* SUPPLIED ENTRIES

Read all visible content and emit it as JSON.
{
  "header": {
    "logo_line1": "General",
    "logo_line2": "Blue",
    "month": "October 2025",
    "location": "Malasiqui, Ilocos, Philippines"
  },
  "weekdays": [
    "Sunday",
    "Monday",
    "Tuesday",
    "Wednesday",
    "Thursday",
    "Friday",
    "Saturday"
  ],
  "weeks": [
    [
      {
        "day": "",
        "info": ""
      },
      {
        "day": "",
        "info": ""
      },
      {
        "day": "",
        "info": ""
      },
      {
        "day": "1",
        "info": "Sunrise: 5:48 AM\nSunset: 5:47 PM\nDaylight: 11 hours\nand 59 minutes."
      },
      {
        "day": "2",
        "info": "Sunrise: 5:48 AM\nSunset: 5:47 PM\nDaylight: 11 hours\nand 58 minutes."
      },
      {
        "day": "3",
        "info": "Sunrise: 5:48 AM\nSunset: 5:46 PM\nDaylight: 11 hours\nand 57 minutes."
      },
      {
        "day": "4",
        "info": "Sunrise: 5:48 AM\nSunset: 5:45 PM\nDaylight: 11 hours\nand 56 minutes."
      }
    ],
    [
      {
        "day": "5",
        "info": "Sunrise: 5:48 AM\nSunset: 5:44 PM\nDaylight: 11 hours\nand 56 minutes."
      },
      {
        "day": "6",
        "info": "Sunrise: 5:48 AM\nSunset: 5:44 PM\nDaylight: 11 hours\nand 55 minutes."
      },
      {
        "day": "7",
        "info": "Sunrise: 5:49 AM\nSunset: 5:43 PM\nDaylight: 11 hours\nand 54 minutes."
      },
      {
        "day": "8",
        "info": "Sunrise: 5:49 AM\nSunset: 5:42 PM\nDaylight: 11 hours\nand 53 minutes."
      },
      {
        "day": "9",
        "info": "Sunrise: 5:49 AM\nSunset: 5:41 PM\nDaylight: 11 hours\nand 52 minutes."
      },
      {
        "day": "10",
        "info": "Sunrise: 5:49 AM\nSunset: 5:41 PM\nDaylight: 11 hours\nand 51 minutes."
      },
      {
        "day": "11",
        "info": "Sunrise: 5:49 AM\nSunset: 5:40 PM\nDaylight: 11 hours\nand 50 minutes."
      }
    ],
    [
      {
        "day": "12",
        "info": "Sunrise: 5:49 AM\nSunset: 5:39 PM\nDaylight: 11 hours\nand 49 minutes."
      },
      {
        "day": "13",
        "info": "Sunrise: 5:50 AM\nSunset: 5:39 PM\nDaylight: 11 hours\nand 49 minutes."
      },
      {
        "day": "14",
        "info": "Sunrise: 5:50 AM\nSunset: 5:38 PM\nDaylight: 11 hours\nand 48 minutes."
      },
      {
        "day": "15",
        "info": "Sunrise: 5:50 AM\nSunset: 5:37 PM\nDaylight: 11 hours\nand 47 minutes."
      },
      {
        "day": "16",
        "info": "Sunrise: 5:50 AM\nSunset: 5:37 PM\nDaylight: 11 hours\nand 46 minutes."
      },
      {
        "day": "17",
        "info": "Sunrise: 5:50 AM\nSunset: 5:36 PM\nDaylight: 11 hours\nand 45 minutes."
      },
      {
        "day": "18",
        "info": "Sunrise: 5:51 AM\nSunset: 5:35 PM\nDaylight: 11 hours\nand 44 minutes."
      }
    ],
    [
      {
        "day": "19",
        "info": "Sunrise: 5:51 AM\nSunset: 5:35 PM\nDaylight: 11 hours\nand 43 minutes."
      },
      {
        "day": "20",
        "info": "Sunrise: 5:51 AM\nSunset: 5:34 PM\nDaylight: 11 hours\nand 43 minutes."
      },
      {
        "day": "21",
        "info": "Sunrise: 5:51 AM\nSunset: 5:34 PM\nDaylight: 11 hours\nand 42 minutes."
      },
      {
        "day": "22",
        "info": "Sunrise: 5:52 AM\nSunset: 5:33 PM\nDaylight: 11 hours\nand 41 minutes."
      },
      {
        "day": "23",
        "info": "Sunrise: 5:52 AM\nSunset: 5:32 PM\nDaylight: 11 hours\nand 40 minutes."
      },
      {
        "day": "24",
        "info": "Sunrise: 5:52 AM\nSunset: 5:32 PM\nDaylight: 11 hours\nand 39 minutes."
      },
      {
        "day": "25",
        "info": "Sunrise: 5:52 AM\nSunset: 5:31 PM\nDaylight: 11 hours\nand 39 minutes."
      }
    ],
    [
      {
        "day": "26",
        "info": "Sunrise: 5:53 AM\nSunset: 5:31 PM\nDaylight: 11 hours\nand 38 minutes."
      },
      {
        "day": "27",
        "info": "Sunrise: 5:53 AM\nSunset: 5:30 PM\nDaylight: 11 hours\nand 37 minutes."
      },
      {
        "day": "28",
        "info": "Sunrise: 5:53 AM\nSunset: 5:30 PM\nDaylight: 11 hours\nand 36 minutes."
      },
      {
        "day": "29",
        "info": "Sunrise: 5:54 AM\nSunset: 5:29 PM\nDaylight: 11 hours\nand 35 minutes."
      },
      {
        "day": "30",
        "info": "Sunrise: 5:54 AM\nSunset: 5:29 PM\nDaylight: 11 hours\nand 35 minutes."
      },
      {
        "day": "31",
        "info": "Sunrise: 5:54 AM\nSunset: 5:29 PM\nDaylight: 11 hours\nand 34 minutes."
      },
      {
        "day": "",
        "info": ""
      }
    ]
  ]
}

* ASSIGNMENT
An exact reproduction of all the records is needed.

* ANSWER SECTION
Read all visible content and emit it as JSON.
{
  "header": {
    "logo_line1": "General",
    "logo_line2": "Blue",
    "month": "October 2025",
    "location": "Malasiqui, Ilocos, Philippines"
  },
  "weekdays": [
    "Sunday",
    "Monday",
    "Tuesday",
    "Wednesday",
    "Thursday",
    "Friday",
    "Saturday"
  ],
  "weeks": [
    [
      {
        "day": "",
        "info": ""
      },
      {
        "day": "",
        "info": ""
      },
      {
        "day": "",
        "info": ""
      },
      {
        "day": "1",
        "info": "Sunrise: 5:48 AM\nSunset: 5:47 PM\nDaylight: 11 hours\nand 59 minutes."
      },
      {
        "day": "2",
        "info": "Sunrise: 5:48 AM\nSunset: 5:47 PM\nDaylight: 11 hours\nand 58 minutes."
      },
      {
        "day": "3",
        "info": "Sunrise: 5:48 AM\nSunset: 5:46 PM\nDaylight: 11 hours\nand 57 minutes."
      },
      {
        "day": "4",
        "info": "Sunrise: 5:48 AM\nSunset: 5:45 PM\nDaylight: 11 hours\nand 56 minutes."
      }
    ],
    [
      {
        "day": "5",
        "info": "Sunrise: 5:48 AM\nSunset: 5:44 PM\nDaylight: 11 hours\nand 56 minutes."
      },
      {
        "day": "6",
        "info": "Sunrise: 5:48 AM\nSunset: 5:44 PM\nDaylight: 11 hours\nand 55 minutes."
      },
      {
        "day": "7",
        "info": "Sunrise: 5:49 AM\nSunset: 5:43 PM\nDaylight: 11 hours\nand 54 minutes."
      },
      {
        "day": "8",
        "info": "Sunrise: 5:49 AM\nSunset: 5:42 PM\nDaylight: 11 hours\nand 53 minutes."
      },
      {
        "day": "9",
        "info": "Sunrise: 5:49 AM\nSunset: 5:41 PM\nDaylight: 11 hours\nand 52 minutes."
      },
      {
        "day": "10",
        "info": "Sunrise: 5:49 AM\nSunset: 5:41 PM\nDaylight: 11 hours\nand 51 minutes."
      },
      {
        "day": "11",
        "info": "Sunrise: 5:49 AM\nSunset: 5:40 PM\nDaylight: 11 hours\nand 50 minutes."
      }
    ],
    [
      {
        "day": "12",
        "info": "Sunrise: 5:49 AM\nSunset: 5:39 PM\nDaylight: 11 hours\nand 49 minutes."
      },
      {
        "day": "13",
        "info": "Sunrise: 5:50 AM\nSunset: 5:39 PM\nDaylight: 11 hours\nand 49 minutes."
      },
      {
        "day": "14",
        "info": "Sunrise: 5:50 AM\nSunset: 5:38 PM\nDaylight: 11 hours\nand 48 minutes."
      },
      {
        "day": "15",
        "info": "Sunrise: 5:50 AM\nSunset: 5:37 PM\nDaylight: 11 hours\nand 47 minutes."
      },
      {
        "day": "16",
        "info": "Sunrise: 5:50 AM\nSunset: 5:37 PM\nDaylight: 11 hours\nand 46 minutes."
      },
      {
        "day": "17",
        "info": "Sunrise: 5:50 AM\nSunset: 5:36 PM\nDaylight: 11 hours\nand 45 minutes."
      },
      {
        "day": "18",
        "info": "Sunrise: 5:51 AM\nSunset: 5:35 PM\nDaylight: 11 hours\nand 44 minutes."
      }
    ],
    [
      {
        "day": "19",
        "info": "Sunrise: 5:51 AM\nSunset: 5:35 PM\nDaylight: 11 hours\nand 43 minutes."
      },
      {
        "day": "20",
        "info": "Sunrise: 5:51 AM\nSunset: 5:34 PM\nDaylight: 11 hours\nand 43 minutes."
      },
      {
        "day": "21",
        "info": "Sunrise: 5:51 AM\nSunset: 5:34 PM\nDaylight: 11 hours\nand 42 minutes."
      },
      {
        "day": "22",
        "info": "Sunrise: 5:52 AM\nSunset: 5:33 PM\nDaylight: 11 hours\nand 41 minutes."
      },
      {
        "day": "23",
        "info": "Sunrise: 5:52 AM\nSunset: 5:32 PM\nDaylight: 11 hours\nand 40 minutes."
      },
      {
        "day": "24",
        "info": "Sunrise: 5:52 AM\nSunset: 5:32 PM\nDaylight: 11 hours\nand 39 minutes."
      },
      {
        "day": "25",
        "info": "Sunrise: 5:52 AM\nSunset: 5:31 PM\nDaylight: 11 hours\nand 39 minutes."
      }
    ],
    [
      {
        "day": "26",
        "info": "Sunrise: 5:53 AM\nSunset: 5:31 PM\nDaylight: 11 hours\nand 38 minutes."
      },
      {
        "day": "27",
        "info": "Sunrise: 5:53 AM\nSunset: 5:30 PM\nDaylight: 11 hours\nand 37 minutes."
      },
      {
        "day": "28",
        "info": "Sunrise: 5:53 AM\nSunset: 5:30 PM\nDaylight: 11 hours\nand 36 minutes."
      },
      {
        "day": "29",
        "info": "Sunrise: 5:54 AM\nSunset: 5:29 PM\nDaylight: 11 hours\nand 35 minutes."
      },
      {
        "day": "30",
        "info": "Sunrise: 5:54 AM\nSunset: 5:29 PM\nDaylight: 11 hours\nand 35 minutes."
      },
      {
        "day": "31",
        "info": "Sunrise: 5:54 AM\nSunset: 5:29 PM\nDaylight: 11 hours\nand 34 minutes."
      },
      {
        "day": "",
        "info": ""
      }
    ]
  ]
}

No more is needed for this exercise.